A full moon, partial lunar eclipse and comet starred in a special night sky show this weekend.
A lunar eclipse started everything off Friday night. In this particular type of eclipse, the full moon passes into Earth's outer shadow, or penumbra. The moon is not blacked out like in a full eclipse — only part of the moon is shaded. Meteorologists say while the moon was dim, the comet was still expected to be difficult to see with the naked eye or even with binoculars.
Comet 45P, meanwhile, zoomed past Earth early Saturday morning. It was measured to be an extremely close encounter as these things go, passing within 7.7 million miles (12.4 million kilometers) of Earth. Its relative speed: 14.2 miles per second, or a breakneck 51,120 mph.
The comet, glowing green, was visible in the constellation Hercules, though not without the aid of telescopes or binoculars. If you were not in a very dark area, you likely had trouble seeing it.
Stargazers have been tracking Comet 45P for the past couple of months. The ice ball — an estimated mile across — comes around every five years. It's officially known as Comet 45P/Honda-Mrkos-Pajdusakova, named after the Japanese, Czech and Slovak astronomers who discovered it in 1948. The letter P stands for periodic, meaning it's a recurring visitor to the inner solar system.
The Slooh network of observatories will provide a live broadcast from the Canary Islands for both big events.

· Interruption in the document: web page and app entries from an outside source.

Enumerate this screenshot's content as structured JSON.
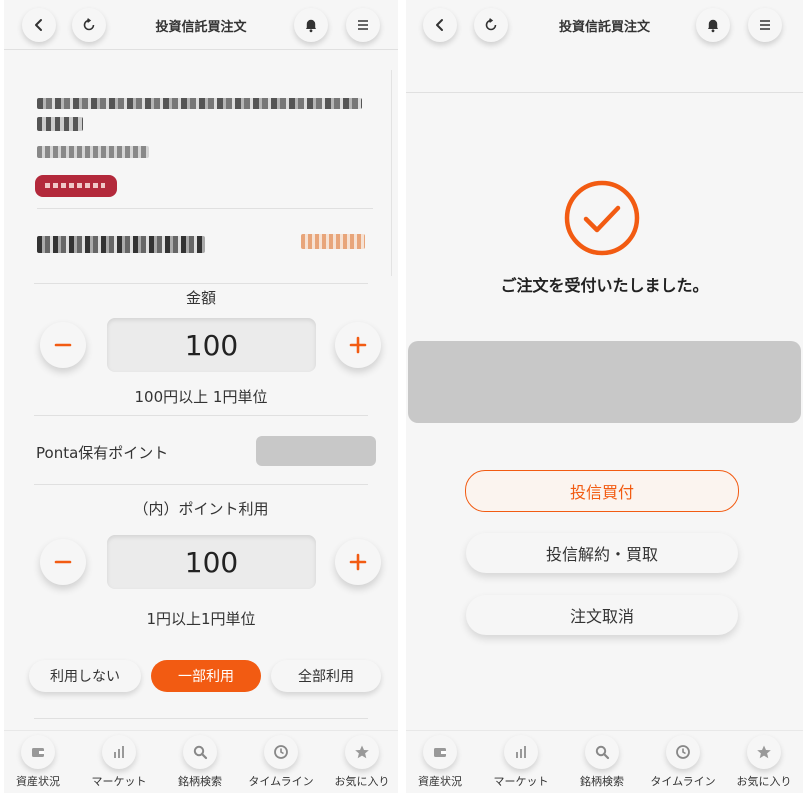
{
  "header": {
    "title": "投資信託買注文"
  },
  "colors": {
    "accent": "#f25b12",
    "tag": "#c0392b"
  },
  "icons": {
    "back": "chevron-left-icon",
    "refresh": "refresh-icon",
    "bell": "bell-icon",
    "menu": "hamburger-menu-icon",
    "minus": "minus-icon",
    "plus": "plus-icon",
    "check": "check-circle-icon"
  },
  "order_form": {
    "amount": {
      "label": "金額",
      "value": "100",
      "hint": "100円以上 1円単位"
    },
    "ponta": {
      "label": "Ponta保有ポイント"
    },
    "point_use": {
      "label": "（内）ポイント利用",
      "value": "100",
      "hint": "1円以上1円単位",
      "options": [
        "利用しない",
        "一部利用",
        "全部利用"
      ],
      "selected": "一部利用"
    }
  },
  "confirmation": {
    "message": "ご注文を受付いたしました。",
    "buttons": {
      "buy": "投信買付",
      "sell": "投信解約・買取",
      "cancel": "注文取消"
    }
  },
  "bottom_nav": [
    {
      "label": "資産状況",
      "icon": "wallet-icon"
    },
    {
      "label": "マーケット",
      "icon": "bar-chart-icon"
    },
    {
      "label": "銘柄検索",
      "icon": "search-icon"
    },
    {
      "label": "タイムライン",
      "icon": "clock-icon"
    },
    {
      "label": "お気に入り",
      "icon": "star-icon"
    }
  ]
}
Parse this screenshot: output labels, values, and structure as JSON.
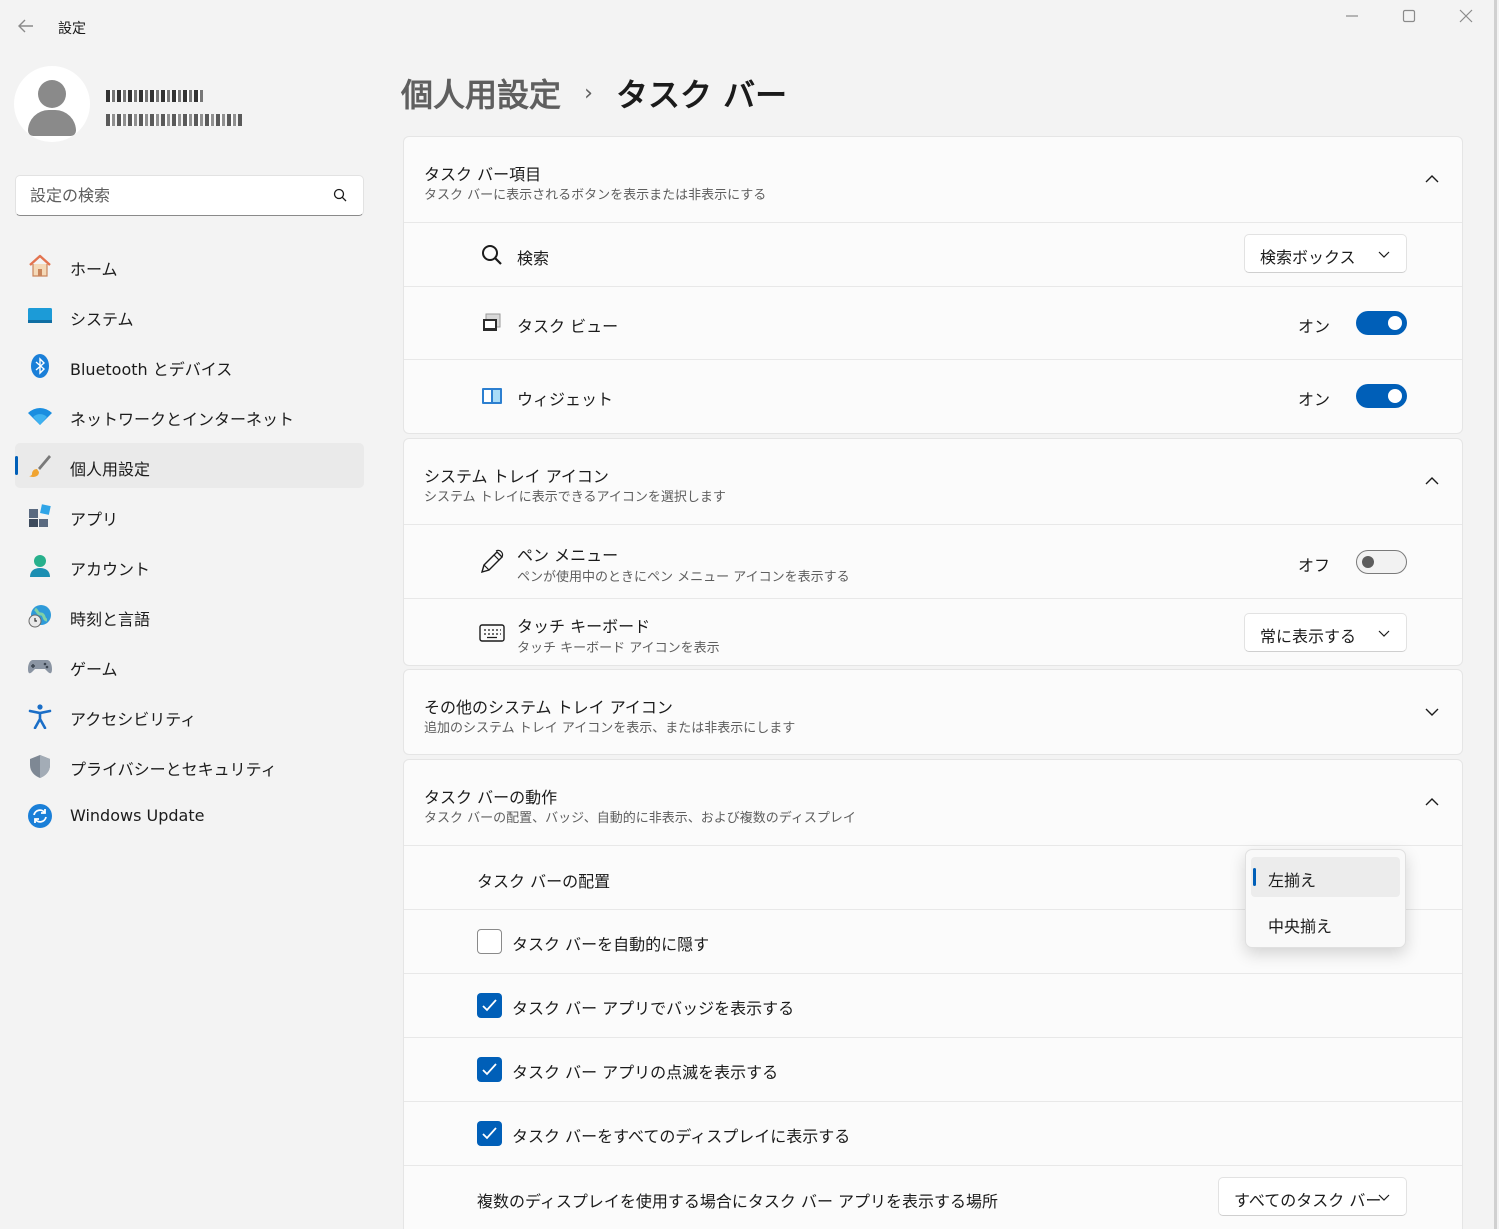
{
  "window": {
    "title": "設定",
    "icons": {
      "back": "back-arrow-icon",
      "minimize": "minimize-icon",
      "maximize": "maximize-icon",
      "close": "close-icon"
    }
  },
  "sidebar": {
    "search_placeholder": "設定の検索",
    "items": [
      {
        "label": "ホーム",
        "icon": "home-icon"
      },
      {
        "label": "システム",
        "icon": "system-icon"
      },
      {
        "label": "Bluetooth とデバイス",
        "icon": "bluetooth-icon"
      },
      {
        "label": "ネットワークとインターネット",
        "icon": "wifi-icon"
      },
      {
        "label": "個人用設定",
        "icon": "brush-icon",
        "selected": true
      },
      {
        "label": "アプリ",
        "icon": "apps-icon"
      },
      {
        "label": "アカウント",
        "icon": "account-icon"
      },
      {
        "label": "時刻と言語",
        "icon": "time-language-icon"
      },
      {
        "label": "ゲーム",
        "icon": "gamepad-icon"
      },
      {
        "label": "アクセシビリティ",
        "icon": "accessibility-icon"
      },
      {
        "label": "プライバシーとセキュリティ",
        "icon": "shield-icon"
      },
      {
        "label": "Windows Update",
        "icon": "windows-update-icon"
      }
    ]
  },
  "header": {
    "parent": "個人用設定",
    "separator": "›",
    "current": "タスク バー"
  },
  "taskbar_items": {
    "title": "タスク バー項目",
    "subtitle": "タスク バーに表示されるボタンを表示または非表示にする",
    "search": {
      "label": "検索",
      "value": "検索ボックス"
    },
    "task_view": {
      "label": "タスク ビュー",
      "state": "オン"
    },
    "widgets": {
      "label": "ウィジェット",
      "state": "オン"
    }
  },
  "system_tray": {
    "title": "システム トレイ アイコン",
    "subtitle": "システム トレイに表示できるアイコンを選択します",
    "pen_menu": {
      "label": "ペン メニュー",
      "desc": "ペンが使用中のときにペン メニュー アイコンを表示する",
      "state": "オフ"
    },
    "touch_keyboard": {
      "label": "タッチ キーボード",
      "desc": "タッチ キーボード アイコンを表示",
      "value": "常に表示する"
    }
  },
  "other_tray": {
    "title": "その他のシステム トレイ アイコン",
    "subtitle": "追加のシステム トレイ アイコンを表示、または非表示にします"
  },
  "behaviors": {
    "title": "タスク バーの動作",
    "subtitle": "タスク バーの配置、バッジ、自動的に非表示、および複数のディスプレイ",
    "alignment": {
      "label": "タスク バーの配置",
      "options": [
        "左揃え",
        "中央揃え"
      ],
      "selected": "左揃え"
    },
    "checkboxes": [
      {
        "label": "タスク バーを自動的に隠す",
        "checked": false
      },
      {
        "label": "タスク バー アプリでバッジを表示する",
        "checked": true
      },
      {
        "label": "タスク バー アプリの点滅を表示する",
        "checked": true
      },
      {
        "label": "タスク バーをすべてのディスプレイに表示する",
        "checked": true
      }
    ],
    "multi_display": {
      "label": "複数のディスプレイを使用する場合にタスク バー アプリを表示する場所",
      "value": "すべてのタスク バー"
    }
  },
  "colors": {
    "accent": "#005fb8",
    "background": "#f3f3f3",
    "card": "#fbfbfb"
  }
}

The eclipse will last more than four hours, beginning at 5:32 p.m. EST. The action will unfold early Saturday in Europe, Africa and western Asia.